This chapter explores names as prophecies which gives insight into characters’ personalities and identities. Henry’s full name, Henry George Edward James Fox-Mountchristen-Windsor, is comically long, and its heft hints at the weight of his inheritance. Like his name, his legacy is too much for one person to bear. Henry goes by simply Henry Wales, which is in keeping with the more modest life he wants for himself, one not so beholden to traditional ideas of what a prince is. Henry notes that he is named after the two gay kings, James and Edward, suggesting that queerness is also part of his legacy. Alex’s full name, Alexander Gabriel Claremont-Diaz, also represents a legacy that he embraces—to be a political forerunner like Hamilton and a diplomat like Gabriel, the patron saint of diplomats. It also represents how Alex has attributes of both his father, such as saying inflammatory things to the press, and of his mother, such as being stubborn. As Alex and Henry fall more deeply in love, they also give each other names, like baby and sweetheart, christening each other in love. 

These chapters reclaim LGBTQ+ characters and historical figures who have been straightwashed in mainstream discussions and in history books. As Alex understands himself more deeply through his bisexual identity, he learns about many of the LGBTQ+ characters, stories, and history that haven’t been a part of his knowledge. It is through learning this second history that he comes to understand more about himself and how he wants to help the world. For example, Henry teaches Alex about how many icons of British culture, such as Remis Lupin from Harry Potter, David Bowie, and Mick Jagger, have had their queerness overlooked or denied. This opens Alex’s eyes to the ways that he has not emotionally engaged with America’s gay history either. He begins to see his own personal history and his country’s history with new eyes because of his love for Henry and his new understanding of his own identity. 

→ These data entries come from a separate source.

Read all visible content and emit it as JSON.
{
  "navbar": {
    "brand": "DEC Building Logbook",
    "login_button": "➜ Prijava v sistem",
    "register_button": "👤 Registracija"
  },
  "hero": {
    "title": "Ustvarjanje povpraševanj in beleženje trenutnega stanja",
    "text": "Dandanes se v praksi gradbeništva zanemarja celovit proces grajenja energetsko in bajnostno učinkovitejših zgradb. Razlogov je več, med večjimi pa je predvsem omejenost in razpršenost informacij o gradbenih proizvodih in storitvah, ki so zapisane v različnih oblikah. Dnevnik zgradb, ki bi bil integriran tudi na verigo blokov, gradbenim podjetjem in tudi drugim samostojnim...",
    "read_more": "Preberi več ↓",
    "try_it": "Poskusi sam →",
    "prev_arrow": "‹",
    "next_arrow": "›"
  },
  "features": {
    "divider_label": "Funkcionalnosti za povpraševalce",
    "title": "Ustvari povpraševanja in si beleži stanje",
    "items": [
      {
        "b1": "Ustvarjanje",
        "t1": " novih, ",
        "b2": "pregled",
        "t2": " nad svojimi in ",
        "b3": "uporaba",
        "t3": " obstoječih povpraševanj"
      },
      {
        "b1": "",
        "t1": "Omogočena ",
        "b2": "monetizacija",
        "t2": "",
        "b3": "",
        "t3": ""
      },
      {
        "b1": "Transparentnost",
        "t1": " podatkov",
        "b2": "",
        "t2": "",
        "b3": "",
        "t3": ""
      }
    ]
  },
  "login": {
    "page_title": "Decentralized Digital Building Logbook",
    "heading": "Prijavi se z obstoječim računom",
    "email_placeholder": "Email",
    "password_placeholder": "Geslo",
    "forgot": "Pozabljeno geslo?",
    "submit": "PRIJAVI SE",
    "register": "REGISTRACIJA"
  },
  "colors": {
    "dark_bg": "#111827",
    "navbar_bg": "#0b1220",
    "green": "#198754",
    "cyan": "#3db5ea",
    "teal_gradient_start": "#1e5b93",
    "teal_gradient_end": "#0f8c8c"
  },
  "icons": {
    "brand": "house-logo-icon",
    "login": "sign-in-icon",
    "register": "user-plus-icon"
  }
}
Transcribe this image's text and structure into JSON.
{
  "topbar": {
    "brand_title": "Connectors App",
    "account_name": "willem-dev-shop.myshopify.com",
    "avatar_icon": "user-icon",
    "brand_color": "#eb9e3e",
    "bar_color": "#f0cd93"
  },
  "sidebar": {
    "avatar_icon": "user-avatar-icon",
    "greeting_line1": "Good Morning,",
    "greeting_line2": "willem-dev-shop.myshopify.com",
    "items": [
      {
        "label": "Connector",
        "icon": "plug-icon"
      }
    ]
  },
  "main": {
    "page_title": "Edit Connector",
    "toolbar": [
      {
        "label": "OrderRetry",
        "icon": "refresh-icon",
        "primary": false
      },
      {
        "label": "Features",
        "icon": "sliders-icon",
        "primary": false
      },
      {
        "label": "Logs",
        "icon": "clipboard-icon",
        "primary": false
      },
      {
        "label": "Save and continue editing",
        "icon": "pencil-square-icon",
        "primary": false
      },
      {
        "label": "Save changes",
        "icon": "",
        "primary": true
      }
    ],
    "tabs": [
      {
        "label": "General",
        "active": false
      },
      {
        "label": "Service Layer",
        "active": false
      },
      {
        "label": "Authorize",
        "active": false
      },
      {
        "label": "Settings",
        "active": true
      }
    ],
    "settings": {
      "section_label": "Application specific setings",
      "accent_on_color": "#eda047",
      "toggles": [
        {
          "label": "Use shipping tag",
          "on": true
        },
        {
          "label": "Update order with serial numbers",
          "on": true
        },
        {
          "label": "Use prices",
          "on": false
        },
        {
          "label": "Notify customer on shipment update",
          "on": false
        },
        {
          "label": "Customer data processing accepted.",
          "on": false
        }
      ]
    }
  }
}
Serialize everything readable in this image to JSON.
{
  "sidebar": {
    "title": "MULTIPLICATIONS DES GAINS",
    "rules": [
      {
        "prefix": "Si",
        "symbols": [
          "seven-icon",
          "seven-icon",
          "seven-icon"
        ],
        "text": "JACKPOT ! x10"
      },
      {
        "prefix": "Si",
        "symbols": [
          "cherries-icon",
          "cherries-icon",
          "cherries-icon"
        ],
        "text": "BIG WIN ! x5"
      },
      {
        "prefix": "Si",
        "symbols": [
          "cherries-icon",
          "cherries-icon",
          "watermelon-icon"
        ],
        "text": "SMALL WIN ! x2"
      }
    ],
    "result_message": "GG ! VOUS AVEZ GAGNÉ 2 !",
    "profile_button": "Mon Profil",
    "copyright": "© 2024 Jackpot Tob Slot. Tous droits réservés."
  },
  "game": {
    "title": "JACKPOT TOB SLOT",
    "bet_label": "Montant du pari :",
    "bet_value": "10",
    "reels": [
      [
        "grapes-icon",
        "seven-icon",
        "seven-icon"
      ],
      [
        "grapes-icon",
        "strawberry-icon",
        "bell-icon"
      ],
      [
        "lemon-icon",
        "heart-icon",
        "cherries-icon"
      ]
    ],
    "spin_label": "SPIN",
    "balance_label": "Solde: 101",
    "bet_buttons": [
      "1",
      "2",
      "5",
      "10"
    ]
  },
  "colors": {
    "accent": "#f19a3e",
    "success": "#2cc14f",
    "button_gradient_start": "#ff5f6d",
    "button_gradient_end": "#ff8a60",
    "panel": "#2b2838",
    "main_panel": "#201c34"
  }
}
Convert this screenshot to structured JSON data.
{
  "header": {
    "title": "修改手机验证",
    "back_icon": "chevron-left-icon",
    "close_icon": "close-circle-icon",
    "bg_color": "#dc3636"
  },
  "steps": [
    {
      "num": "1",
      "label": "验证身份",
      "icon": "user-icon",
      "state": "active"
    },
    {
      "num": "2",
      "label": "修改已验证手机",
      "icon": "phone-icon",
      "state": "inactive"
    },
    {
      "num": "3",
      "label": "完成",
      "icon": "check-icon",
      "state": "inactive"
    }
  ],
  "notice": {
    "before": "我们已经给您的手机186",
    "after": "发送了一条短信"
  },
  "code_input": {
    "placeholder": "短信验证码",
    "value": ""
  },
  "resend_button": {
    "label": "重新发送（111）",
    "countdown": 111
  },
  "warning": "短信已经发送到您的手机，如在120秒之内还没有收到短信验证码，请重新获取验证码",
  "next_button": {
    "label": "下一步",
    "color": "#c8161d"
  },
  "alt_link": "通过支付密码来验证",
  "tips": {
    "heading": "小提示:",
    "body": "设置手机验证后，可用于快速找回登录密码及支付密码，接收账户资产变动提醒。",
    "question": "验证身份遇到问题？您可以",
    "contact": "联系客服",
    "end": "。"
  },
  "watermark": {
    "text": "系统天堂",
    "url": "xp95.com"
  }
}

The Texas Binder represents not only Alex’s dreams of making Texas more progressive but also Alex’s attempts to understand his own ambition. Alex’s Texas Binder is an act of rebellion, both against what he should be focused on in his policy job with the campaign and against what he thinks he should do with his career. Alex tells himself he wants a meteoric rise to becoming a Congressman, but his attention to Texas’s voting districts feels like a pull to do good on a more local level. His desire for Texas to turn blue is also a desire for the home state he loves to more accurately reflect the will of the people who have been silenced by gerrymandering. Alex is also figuring out what obsessively draws him back to the Texas binder and why his first job in politics is already leaving him impatient and unsatisfied. Alex is, metaphorically, pouring over a map of his life and trying to chart the course that will do the most good.